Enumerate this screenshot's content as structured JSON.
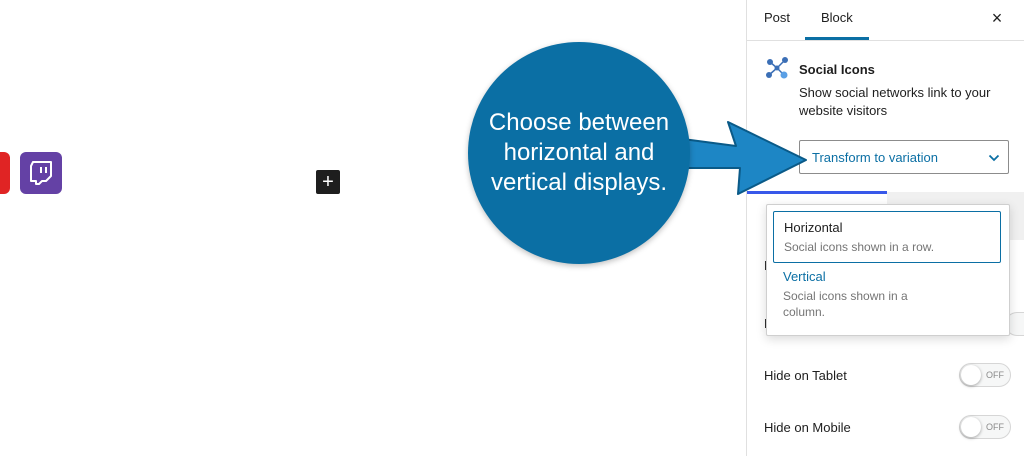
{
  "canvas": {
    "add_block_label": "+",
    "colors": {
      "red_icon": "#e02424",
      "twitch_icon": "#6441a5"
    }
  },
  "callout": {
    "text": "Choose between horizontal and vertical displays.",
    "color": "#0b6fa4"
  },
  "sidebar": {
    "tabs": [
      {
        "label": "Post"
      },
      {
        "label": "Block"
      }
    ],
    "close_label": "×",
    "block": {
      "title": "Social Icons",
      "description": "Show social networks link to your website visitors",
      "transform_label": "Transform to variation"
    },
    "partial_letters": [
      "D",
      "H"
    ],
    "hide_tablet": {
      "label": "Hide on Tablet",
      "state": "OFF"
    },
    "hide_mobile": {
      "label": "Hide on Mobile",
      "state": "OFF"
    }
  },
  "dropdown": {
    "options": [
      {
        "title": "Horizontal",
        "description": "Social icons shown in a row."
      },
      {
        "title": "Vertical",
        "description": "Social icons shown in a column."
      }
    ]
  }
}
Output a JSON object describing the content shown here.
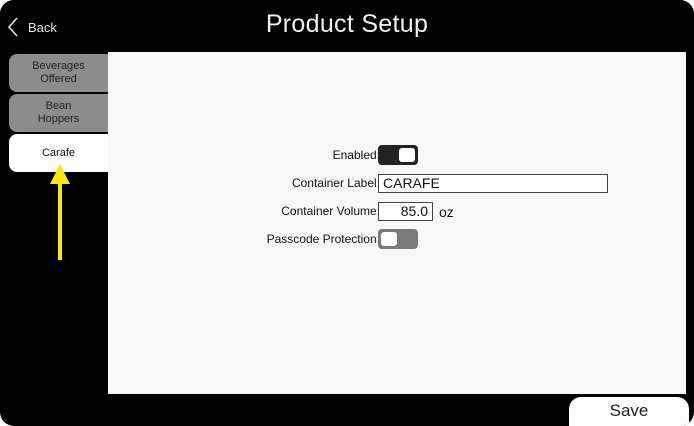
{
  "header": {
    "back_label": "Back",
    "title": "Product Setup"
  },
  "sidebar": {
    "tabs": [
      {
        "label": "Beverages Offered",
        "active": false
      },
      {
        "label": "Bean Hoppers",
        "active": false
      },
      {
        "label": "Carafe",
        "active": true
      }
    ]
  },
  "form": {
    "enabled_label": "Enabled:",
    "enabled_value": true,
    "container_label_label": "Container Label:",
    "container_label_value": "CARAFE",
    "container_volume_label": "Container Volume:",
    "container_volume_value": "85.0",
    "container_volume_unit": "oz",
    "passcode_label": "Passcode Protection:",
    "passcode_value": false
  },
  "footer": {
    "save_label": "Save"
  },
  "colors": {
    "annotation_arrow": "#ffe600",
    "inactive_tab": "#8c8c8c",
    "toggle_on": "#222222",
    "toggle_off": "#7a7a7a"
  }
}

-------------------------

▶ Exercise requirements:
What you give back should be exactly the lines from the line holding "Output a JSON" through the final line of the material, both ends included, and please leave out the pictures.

▶ Solution for this task:
Output a JSON object describing the content shown here.
{
  "header": {
    "back_label": "Back",
    "title": "Product Setup"
  },
  "sidebar": {
    "tabs": [
      {
        "label": "Beverages Offered",
        "active": false
      },
      {
        "label": "Bean Hoppers",
        "active": false
      },
      {
        "label": "Carafe",
        "active": true
      }
    ]
  },
  "form": {
    "enabled_label": "Enabled:",
    "enabled_value": true,
    "container_label_label": "Container Label:",
    "container_label_value": "CARAFE",
    "container_volume_label": "Container Volume:",
    "container_volume_value": "85.0",
    "container_volume_unit": "oz",
    "passcode_label": "Passcode Protection:",
    "passcode_value": false
  },
  "footer": {
    "save_label": "Save"
  },
  "colors": {
    "annotation_arrow": "#ffe600",
    "inactive_tab": "#8c8c8c",
    "toggle_on": "#222222",
    "toggle_off": "#7a7a7a"
  }
}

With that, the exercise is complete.